Astros’ window of contention should be open for quite some time
By Cody Poage
With another postseason appearance guaranteed, the Astros’ window of contention should remain open beyond this year.
The last time the Astros qualified for the postseason in back-to-back years was in 2004-2005. Until the 2017 championship, Houston’s 2004 and 2005 teams were the gold standard of postseason baseball in the city. Let’s just say that a consistent presence in postseason baseball isn’t a constant reality in Houston.
That said, the Astros should have an open contention window for quite some time. Controllable talent is littered across the active roster with more coming along in the minors. Even if certain players were to leave the team in the coming years, Houston’s front office has built an infrastructure that should provide quality replacements. If you may recall, general manager Jeff Luhnow is originally from the Cardinals organization, who are notorious for producing quality major league talent nearly every season. No, I do not expect for the Astros to witness another sharp decline any time soon.

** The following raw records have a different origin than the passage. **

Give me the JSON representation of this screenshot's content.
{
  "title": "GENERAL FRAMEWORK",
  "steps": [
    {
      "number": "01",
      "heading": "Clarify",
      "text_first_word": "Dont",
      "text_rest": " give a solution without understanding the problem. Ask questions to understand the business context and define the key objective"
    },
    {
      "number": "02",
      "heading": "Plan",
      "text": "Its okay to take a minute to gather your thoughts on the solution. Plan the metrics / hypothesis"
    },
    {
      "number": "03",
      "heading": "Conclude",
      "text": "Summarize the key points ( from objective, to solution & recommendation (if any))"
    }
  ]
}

But how long will the Astros’ current window remain open? That’s a hard question to answer as we do not know the future. Baseball, like many avenues in life, seems to be random at times. Or a lot of the time. There are no guarantees. At the same time, we can make reasonable assumptions. For example, the Astros have Jose Altuve locked up long-term. You know that a long-term contract for each of George Springer, Carlos Correa, and Alex Bregman is on the agenda for Luhnow and the front office sometime in the future. Whether the organization actually succeeds or not is another question.

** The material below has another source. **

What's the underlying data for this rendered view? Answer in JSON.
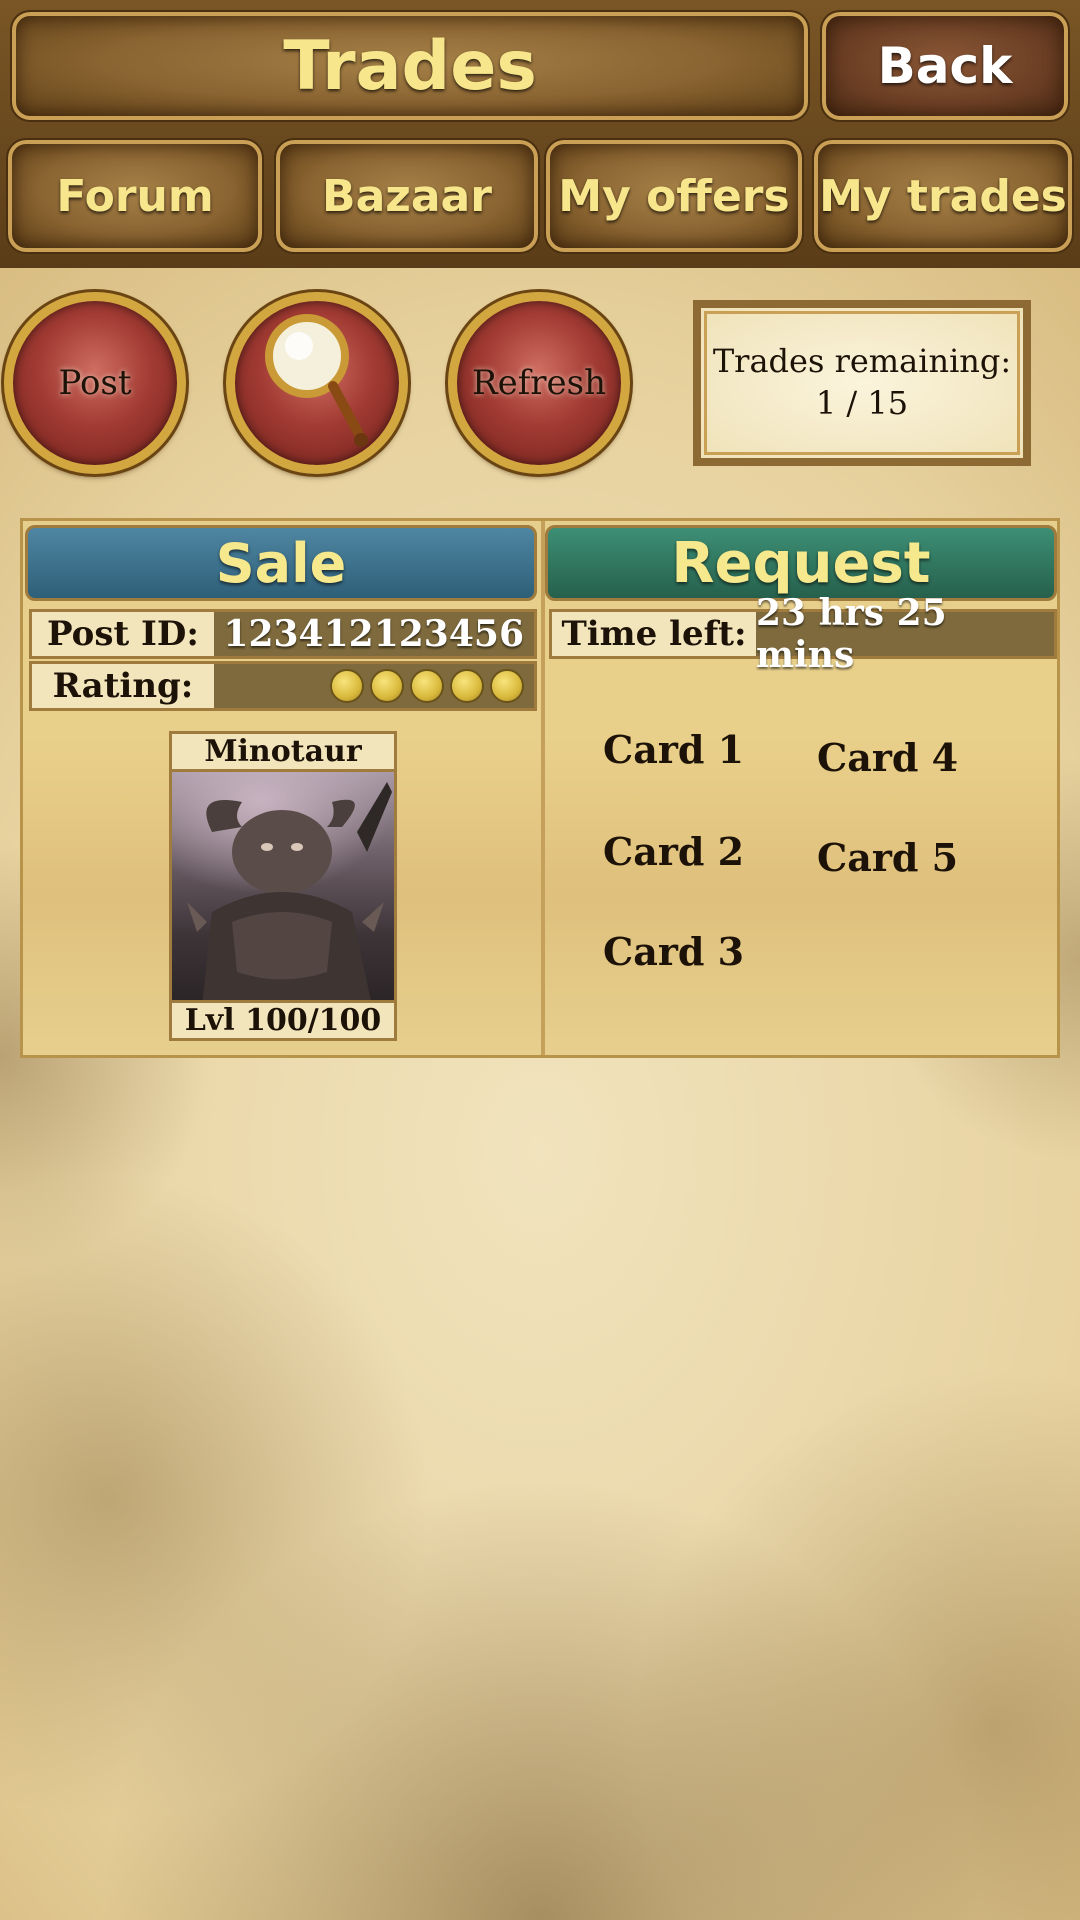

Say if Houston does retain any combination of those three players, then the core will remain somewhat intact. That’s still an excellent place to start. Multiple players on the roster today figure to be in long-term plans beyond 2019 and 2020. Prospects in the minor leagues are also vital parts of the future. Take the recent performances from Framber Valdez and Josh James as examples. While both pitchers are only at the beginning of their respective major league careers, Valdez and James have shown promise. You can’t help but be excited about their potential. The same goes for Forrest Whitley, Kyle Tucker, Yordan Alvarez, and others. Unlike the Astros’ farm system in the early 2000’s, the farm system shouldn’t evaporate and leave the team with glaring needs. Out of all the positions though, the starting rotation may hold the most extended concern in the long-term. Dallas Keuchel and Charlie Morton are scheduled to be free agents following the conclusion of the 2018 season with Justin Verlander entering the open market next year.
If I were to make a reasonable assumption, I would expect that the Astros current window should remain open through the 2020 season. If top prospects pan out like we hope they would, the window will stay open. If not, then the franchise should make the appropriate adjustments. While I do not like projecting championships as postseason baseball is a crapshoot at times (see the 1990’s to early 2000’s Braves), the Astros should remain competitive for a long time.